The most recent example of this was demonstrated by Florida governor Rick Scott – a politician so utterly corrupt that he makes “Boss” Tweed and Albert (“Teapot Dome”) Fall look like Abraham Lincoln by comparison. Earlier this month (June 2015), Governor Scott literally signed what reporter Shannon Argueta aptly described on as “death warrants” for the Sunshine State’s working poor. What is particularly onerous is that Scott ran on making health insurance available to those who cannot afford it.

Ironically, Scott was once chairman of the Hospital Corporation of America, a company investigated for defrauding Medicare and settling with the federal government for $2 billion. And now, when there was an opportunity to expand that program for those who voted for him, Scott and his Republican cronies in the Florida House pulled the classic “bait-and-switch.”

Sorry, all you paupers…if you get sick or injured and can’t pay, you’ll just have to die and decrease the surplus population. (One wonders if Scott and his billionaire buddies have thought about who is going to pick their fruit and vegetables, clean and maintain their yachts, wash their dirty dishes and park their limousines if this comes to pass.)
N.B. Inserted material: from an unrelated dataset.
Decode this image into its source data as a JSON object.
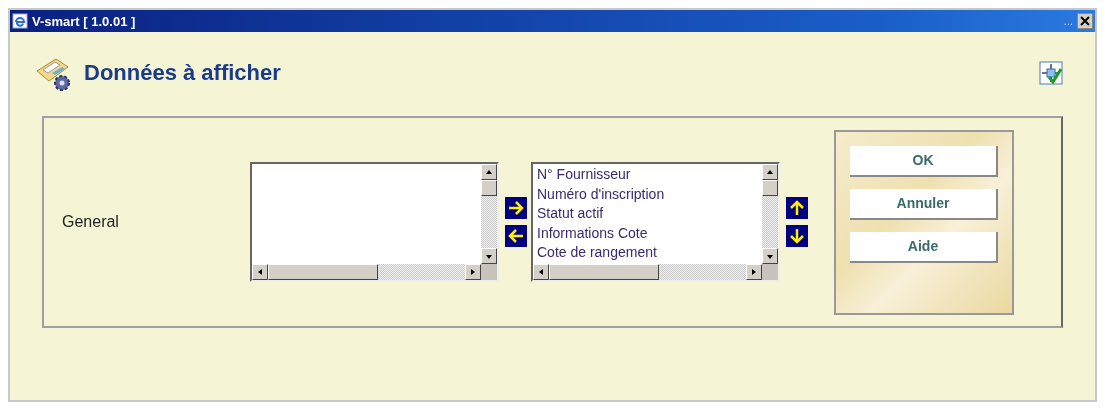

So – no health care for the living, including infants. Apparently, the big mistake that the poor make is being born in the first place – because as long as they’re in the womb, Scott and those like him will fight tooth and nail to protect them (which doesn’t include maternity care, in case you were wondering). Almost immediately (but not surprisingly), Governor Scott signed a bill mandating that women seeking to terminate a pregnancy wait for 24 hours after initial medical consultation.

Supporters of the law say that it is meant to “empower” women, so that they can make an “informed” decision before going through with the procedure. The assumption here is that women who choose to have an abortion due so rather casually.
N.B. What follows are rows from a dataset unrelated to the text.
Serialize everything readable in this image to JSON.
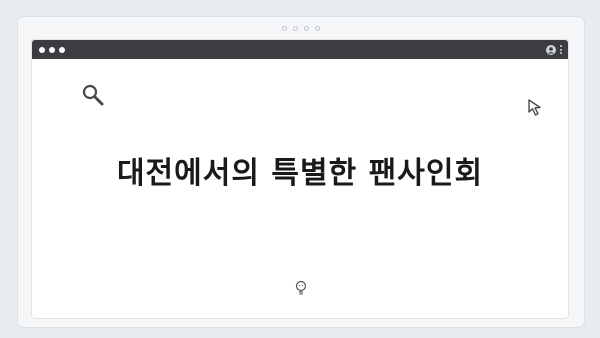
{
  "page": {
    "title": "대전에서의 특별한 팬사인회"
  },
  "icons": {
    "top_dots": "carousel-dots",
    "window_controls": "window-dots",
    "profile": "user-icon",
    "menu": "kebab-menu-icon",
    "search": "search-icon",
    "cursor": "pointer-cursor-icon",
    "idea": "lightbulb-icon"
  },
  "colors": {
    "background": "#e9ecef",
    "titlebar": "#3b3d41",
    "content": "#ffffff",
    "text": "#1a1a1a"
  }
}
Obviously, these men (and women who have never been faced with the situation) know nothing about the issue. Anyone who has had any conversation at all with women who have had to terminate a pregnancy understand that it is virtually always a gut-wrenching, agonizing decision – and the psychic and emotional effects can last for months, or even years.

Scott is only one example of the contemptible hypocrites that so self-righteously claim to be “pro-life” in protecting the unborn, then turn around and take away food, shelter and health care once these children come into the world. This pattern is found, and continues to spread in states where the legislature is dominated by right-wing, authoritarian, patriarchal and usually theocratic Republicans. The question is: why this double standard?

It’s a similar mindset when it comes to veterans. The same politicians who so loudly beat the drums of war (and the U.S. hasn’t fought a necessary or even “declared” war since 1945), sending idealistic and patriotic men and women into harm’s way for what they are told is “freedom,” are the first to ignore them and cast them aside when they come home, wounded in body and spirit.

Scott laid it out for all of us when he said the reason for not expanding Medicare for low-income Floridians was because the state couldn’t “afford” it.

It’s all about the money. We can afford wars, but we can’t afford to take care of those who fought them on our behalf. We can afford draconian laws to regulate and control poor people, but we can’t afford to provide them with medical services.

But one supposes that at least, by championing the cause of the unborn, they can look really moral and righteous without having to actually put their money where their mouths are.

K.J. McElrath is a former history and social studies teacher who has long maintained a keen interest in legal and social issues. In addition to writing for The Ring of Fire, he is the author of two published novels: Tamanous Cooley, a darkly comic environmental twist on Dante's Inferno, and The Missionary's Wife, a story of the conflict between human nature and fundamentalist religious dogma. When not engaged in journalistic or literary pursuits, K.J. works as an entertainer and film composer.